→ The problem: Copy each line containing the word "门诊护士工作站" from the records that follow, please.
*** Data for review ***
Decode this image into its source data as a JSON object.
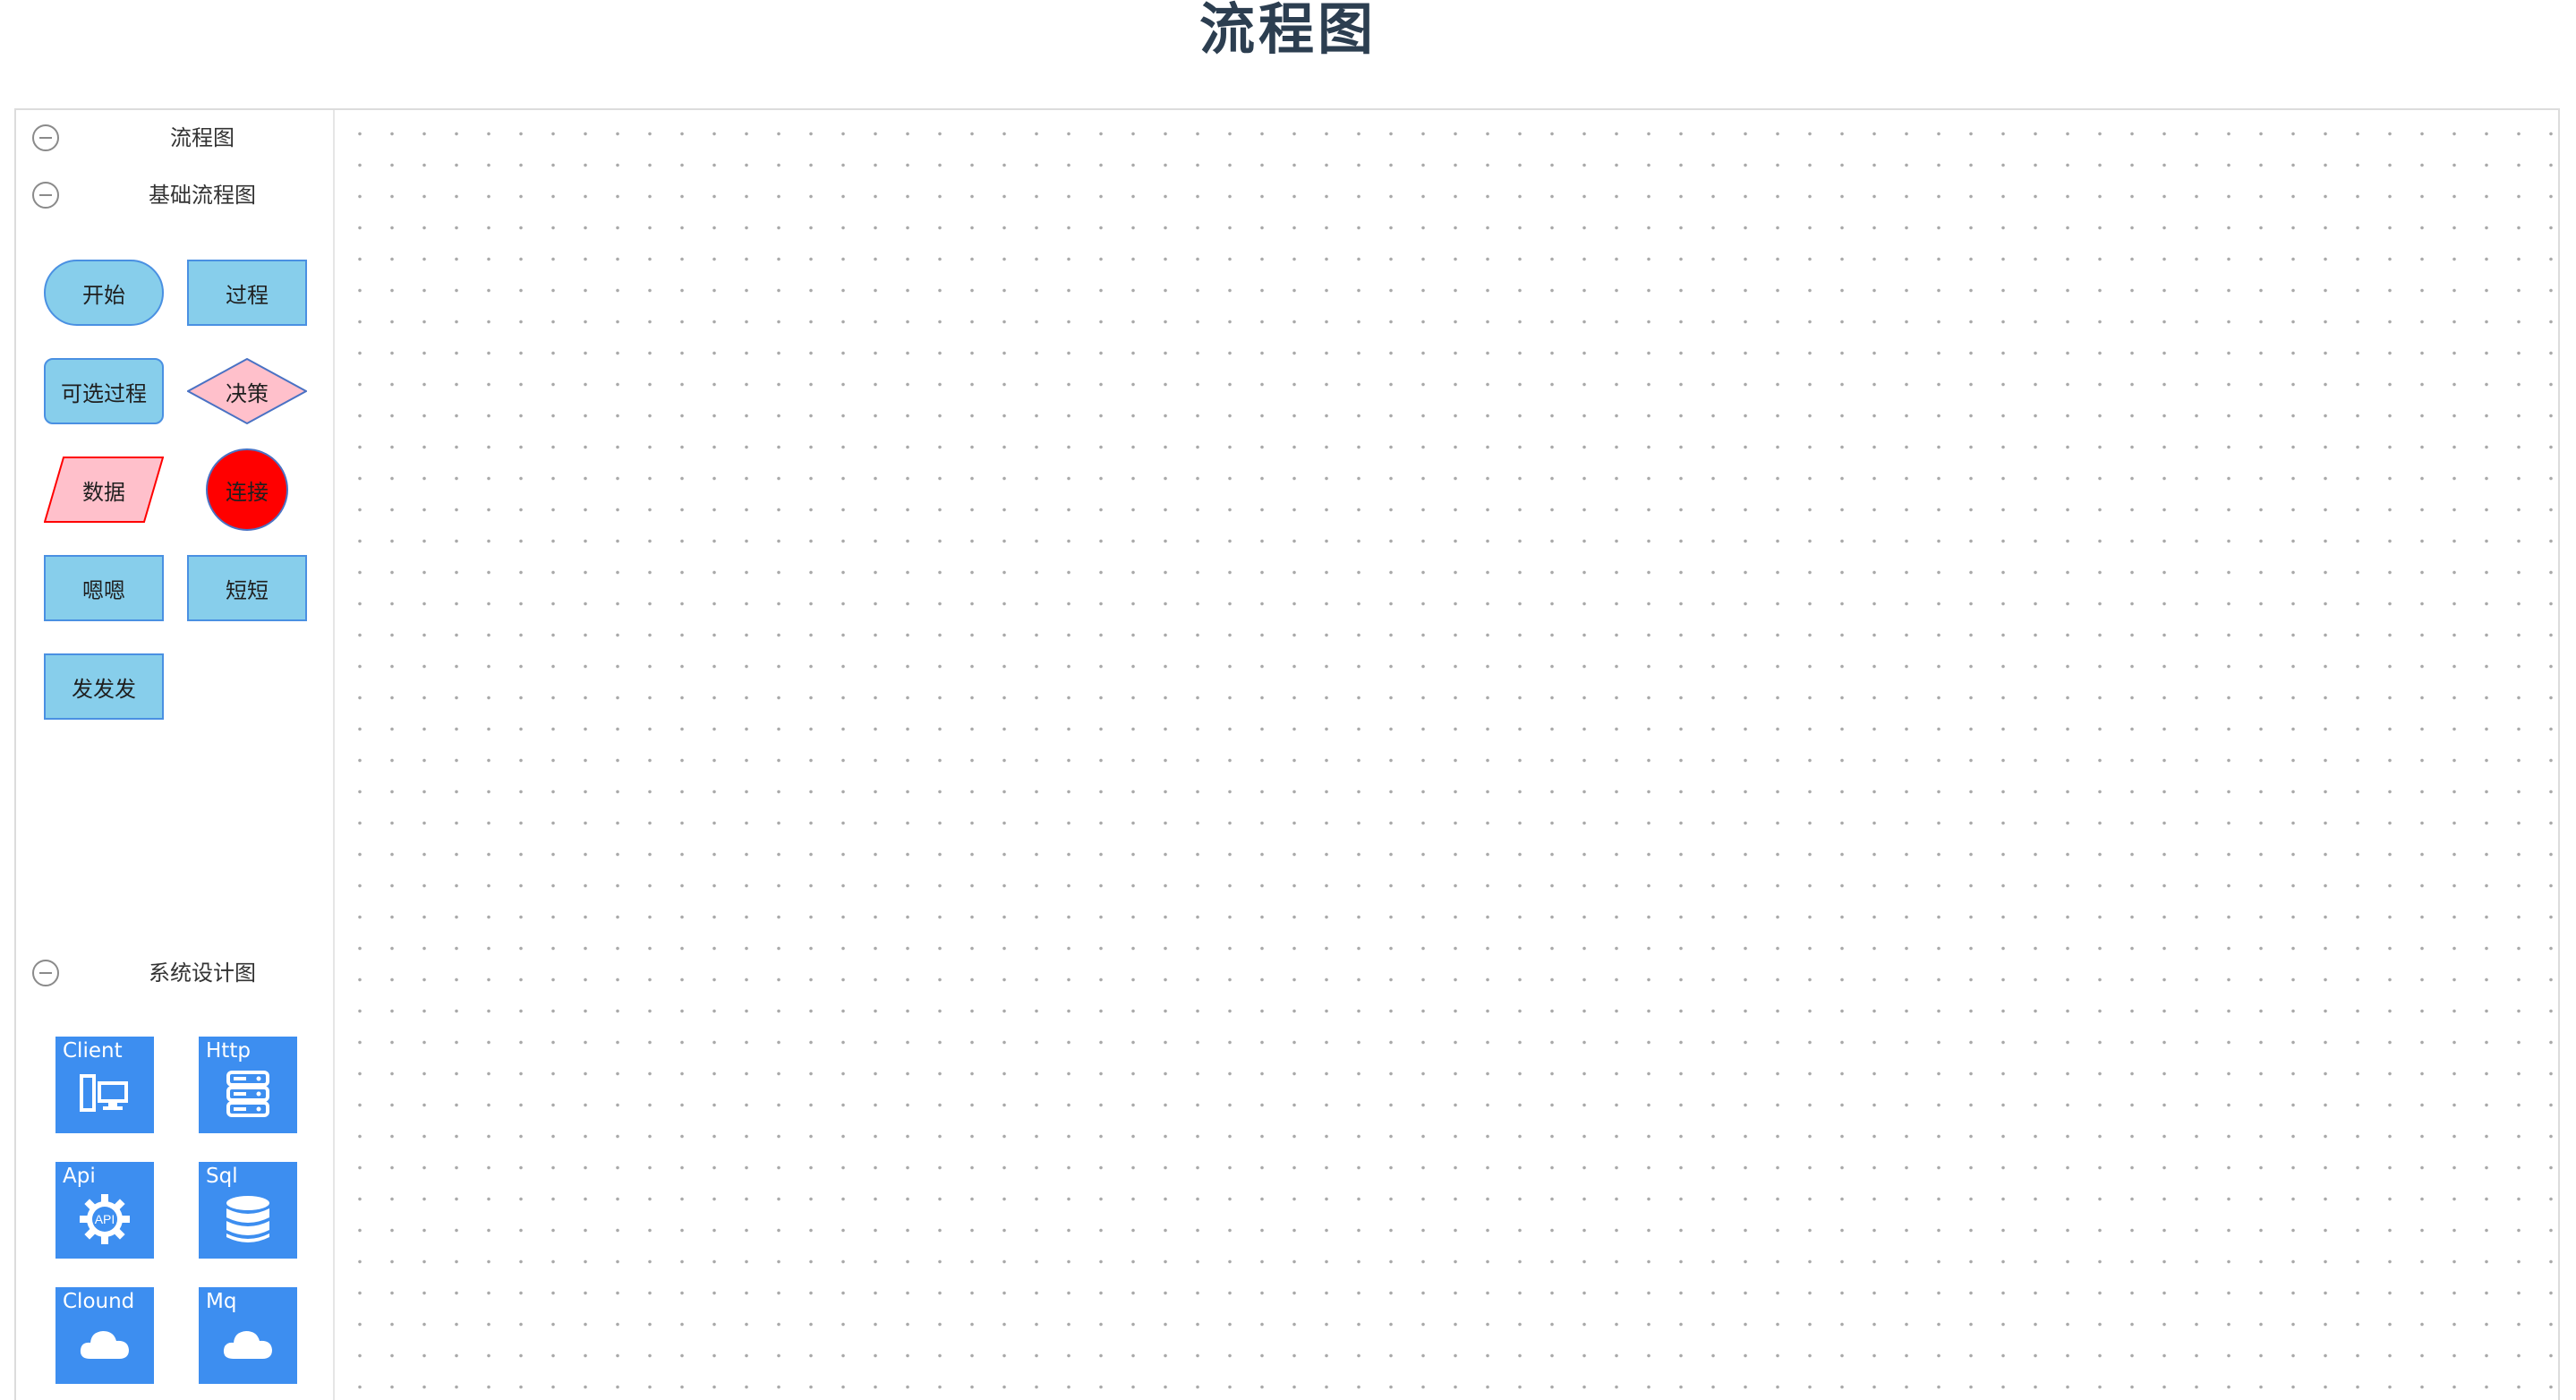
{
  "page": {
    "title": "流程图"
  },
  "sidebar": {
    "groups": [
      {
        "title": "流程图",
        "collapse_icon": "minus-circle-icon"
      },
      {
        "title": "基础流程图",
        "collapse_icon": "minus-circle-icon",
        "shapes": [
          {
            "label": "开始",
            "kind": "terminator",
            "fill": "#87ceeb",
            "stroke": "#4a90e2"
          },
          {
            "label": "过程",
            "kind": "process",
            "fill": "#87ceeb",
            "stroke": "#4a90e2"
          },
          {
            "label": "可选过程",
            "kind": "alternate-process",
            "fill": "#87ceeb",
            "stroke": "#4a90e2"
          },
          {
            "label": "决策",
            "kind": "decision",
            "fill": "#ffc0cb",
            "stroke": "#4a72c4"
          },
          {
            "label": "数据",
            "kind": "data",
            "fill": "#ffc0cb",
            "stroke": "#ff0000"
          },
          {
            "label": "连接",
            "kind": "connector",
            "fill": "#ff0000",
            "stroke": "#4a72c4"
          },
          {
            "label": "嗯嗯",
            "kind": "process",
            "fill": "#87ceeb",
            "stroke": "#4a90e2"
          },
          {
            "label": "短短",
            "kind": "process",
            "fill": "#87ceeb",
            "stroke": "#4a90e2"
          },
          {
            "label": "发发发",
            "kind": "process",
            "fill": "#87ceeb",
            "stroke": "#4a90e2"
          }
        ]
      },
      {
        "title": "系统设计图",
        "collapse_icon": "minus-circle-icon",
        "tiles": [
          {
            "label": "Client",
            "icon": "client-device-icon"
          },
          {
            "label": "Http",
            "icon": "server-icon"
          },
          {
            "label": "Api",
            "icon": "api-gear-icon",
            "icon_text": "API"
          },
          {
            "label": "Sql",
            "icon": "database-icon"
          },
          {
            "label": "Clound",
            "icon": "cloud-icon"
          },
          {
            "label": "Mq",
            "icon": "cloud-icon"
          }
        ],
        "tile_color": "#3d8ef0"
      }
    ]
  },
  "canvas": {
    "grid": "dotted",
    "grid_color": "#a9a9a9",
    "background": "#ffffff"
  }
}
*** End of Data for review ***
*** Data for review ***
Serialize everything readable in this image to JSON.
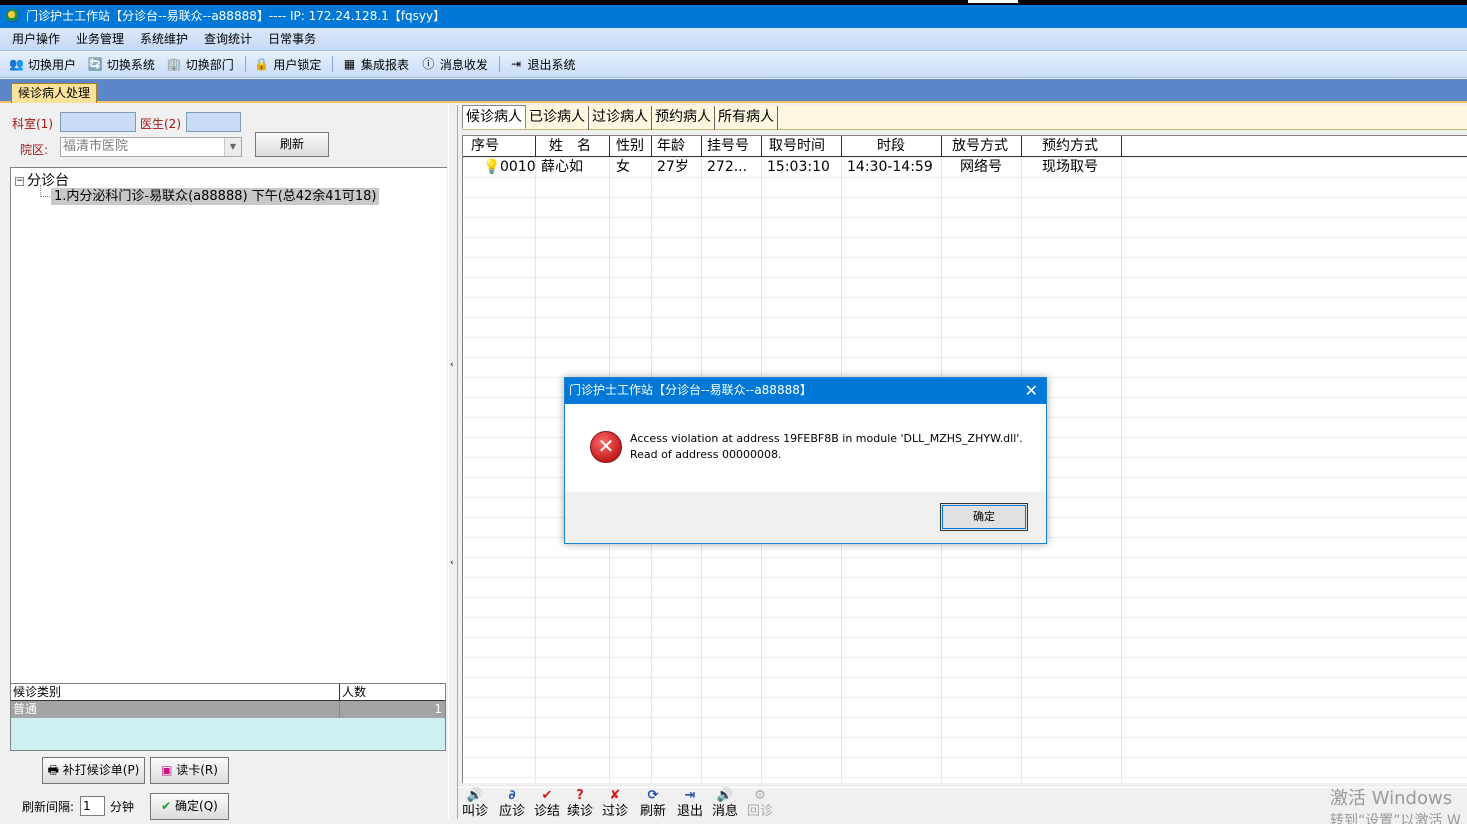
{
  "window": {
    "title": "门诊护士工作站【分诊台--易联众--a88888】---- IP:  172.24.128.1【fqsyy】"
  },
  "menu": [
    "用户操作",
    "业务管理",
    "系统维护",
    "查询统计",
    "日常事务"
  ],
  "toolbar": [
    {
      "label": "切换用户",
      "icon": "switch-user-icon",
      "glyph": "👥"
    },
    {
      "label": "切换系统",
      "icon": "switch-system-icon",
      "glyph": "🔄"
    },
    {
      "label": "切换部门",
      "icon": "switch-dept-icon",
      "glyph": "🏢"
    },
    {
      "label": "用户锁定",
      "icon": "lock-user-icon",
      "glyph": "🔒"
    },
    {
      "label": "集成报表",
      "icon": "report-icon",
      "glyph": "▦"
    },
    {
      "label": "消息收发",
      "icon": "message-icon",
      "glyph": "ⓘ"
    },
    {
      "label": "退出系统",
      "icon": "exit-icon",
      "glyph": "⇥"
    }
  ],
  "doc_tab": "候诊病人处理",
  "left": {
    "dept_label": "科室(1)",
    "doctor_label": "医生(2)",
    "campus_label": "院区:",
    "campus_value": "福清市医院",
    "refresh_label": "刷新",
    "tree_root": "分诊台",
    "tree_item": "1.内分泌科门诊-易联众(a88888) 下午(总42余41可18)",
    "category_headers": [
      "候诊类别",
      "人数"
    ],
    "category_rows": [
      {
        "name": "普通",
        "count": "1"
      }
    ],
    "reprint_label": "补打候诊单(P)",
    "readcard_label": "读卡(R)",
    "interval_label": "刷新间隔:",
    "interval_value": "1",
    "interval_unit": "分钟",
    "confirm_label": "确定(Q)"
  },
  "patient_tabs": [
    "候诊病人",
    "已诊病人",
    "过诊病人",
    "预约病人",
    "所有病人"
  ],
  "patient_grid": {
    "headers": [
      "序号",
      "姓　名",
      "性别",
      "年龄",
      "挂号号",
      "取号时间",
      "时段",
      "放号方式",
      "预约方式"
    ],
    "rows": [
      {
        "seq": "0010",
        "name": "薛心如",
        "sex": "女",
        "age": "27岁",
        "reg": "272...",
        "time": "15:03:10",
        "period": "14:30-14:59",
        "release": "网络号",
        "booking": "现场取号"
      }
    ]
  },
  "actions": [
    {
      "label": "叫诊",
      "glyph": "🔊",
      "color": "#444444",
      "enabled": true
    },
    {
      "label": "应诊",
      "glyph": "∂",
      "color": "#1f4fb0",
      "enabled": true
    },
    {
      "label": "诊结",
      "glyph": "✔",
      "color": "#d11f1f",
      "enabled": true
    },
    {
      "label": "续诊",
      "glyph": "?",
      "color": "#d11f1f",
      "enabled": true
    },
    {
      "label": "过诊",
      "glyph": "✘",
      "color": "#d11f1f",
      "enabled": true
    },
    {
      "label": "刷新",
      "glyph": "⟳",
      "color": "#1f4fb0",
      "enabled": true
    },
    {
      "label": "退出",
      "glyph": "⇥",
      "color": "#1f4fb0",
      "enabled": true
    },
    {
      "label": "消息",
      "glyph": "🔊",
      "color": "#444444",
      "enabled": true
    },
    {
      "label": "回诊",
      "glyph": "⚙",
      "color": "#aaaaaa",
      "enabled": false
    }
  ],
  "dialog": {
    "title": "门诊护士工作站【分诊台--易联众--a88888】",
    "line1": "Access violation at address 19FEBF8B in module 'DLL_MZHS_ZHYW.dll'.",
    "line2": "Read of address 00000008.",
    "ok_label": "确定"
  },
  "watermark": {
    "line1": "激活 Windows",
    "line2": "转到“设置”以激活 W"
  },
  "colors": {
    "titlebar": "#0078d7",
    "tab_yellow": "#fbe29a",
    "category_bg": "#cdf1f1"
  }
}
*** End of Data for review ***
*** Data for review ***
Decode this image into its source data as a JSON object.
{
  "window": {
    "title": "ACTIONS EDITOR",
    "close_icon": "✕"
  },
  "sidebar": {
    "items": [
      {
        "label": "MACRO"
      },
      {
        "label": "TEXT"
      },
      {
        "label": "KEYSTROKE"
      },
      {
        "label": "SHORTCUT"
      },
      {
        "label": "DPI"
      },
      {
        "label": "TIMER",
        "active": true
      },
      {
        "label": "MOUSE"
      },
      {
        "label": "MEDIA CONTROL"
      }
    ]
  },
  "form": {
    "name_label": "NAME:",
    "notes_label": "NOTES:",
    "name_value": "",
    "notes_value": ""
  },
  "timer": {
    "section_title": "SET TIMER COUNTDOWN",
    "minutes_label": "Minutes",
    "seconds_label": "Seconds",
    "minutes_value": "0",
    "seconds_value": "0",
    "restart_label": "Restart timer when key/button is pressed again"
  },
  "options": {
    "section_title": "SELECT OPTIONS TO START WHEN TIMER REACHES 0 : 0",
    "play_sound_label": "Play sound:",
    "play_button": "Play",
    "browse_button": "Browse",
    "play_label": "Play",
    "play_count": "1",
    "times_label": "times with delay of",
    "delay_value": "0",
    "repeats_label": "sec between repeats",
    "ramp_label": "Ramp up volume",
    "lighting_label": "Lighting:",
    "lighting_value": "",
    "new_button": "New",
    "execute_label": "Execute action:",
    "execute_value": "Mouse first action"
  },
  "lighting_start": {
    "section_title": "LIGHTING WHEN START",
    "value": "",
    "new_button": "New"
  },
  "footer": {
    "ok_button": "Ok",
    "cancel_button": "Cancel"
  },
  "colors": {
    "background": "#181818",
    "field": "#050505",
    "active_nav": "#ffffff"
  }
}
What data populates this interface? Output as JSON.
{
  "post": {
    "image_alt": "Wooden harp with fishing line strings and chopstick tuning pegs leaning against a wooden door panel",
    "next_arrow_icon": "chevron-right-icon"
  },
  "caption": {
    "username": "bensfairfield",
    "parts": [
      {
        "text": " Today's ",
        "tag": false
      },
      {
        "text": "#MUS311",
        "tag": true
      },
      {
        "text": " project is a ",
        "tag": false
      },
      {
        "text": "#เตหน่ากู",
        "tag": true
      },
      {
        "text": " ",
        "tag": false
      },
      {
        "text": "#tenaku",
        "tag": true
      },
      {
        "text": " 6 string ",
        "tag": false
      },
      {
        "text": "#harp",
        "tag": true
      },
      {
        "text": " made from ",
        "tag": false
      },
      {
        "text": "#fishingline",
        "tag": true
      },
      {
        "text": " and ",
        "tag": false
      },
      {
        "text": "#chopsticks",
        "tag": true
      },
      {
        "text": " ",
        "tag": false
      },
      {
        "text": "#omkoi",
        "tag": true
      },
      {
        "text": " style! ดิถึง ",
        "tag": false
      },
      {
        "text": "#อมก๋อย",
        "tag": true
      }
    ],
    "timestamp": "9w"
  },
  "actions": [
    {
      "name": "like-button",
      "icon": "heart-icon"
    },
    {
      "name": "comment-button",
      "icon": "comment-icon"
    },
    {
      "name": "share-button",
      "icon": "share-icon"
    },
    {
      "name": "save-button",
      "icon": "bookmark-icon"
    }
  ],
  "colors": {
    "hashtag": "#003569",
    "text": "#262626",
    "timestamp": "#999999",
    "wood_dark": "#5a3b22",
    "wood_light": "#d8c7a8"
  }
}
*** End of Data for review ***
→ Task result:
    "title": "门诊护士工作站【分诊台--易联众--a88888】---- IP:  172.24.128.1【fqsyy】"
    "title": "门诊护士工作站【分诊台--易联众--a88888】",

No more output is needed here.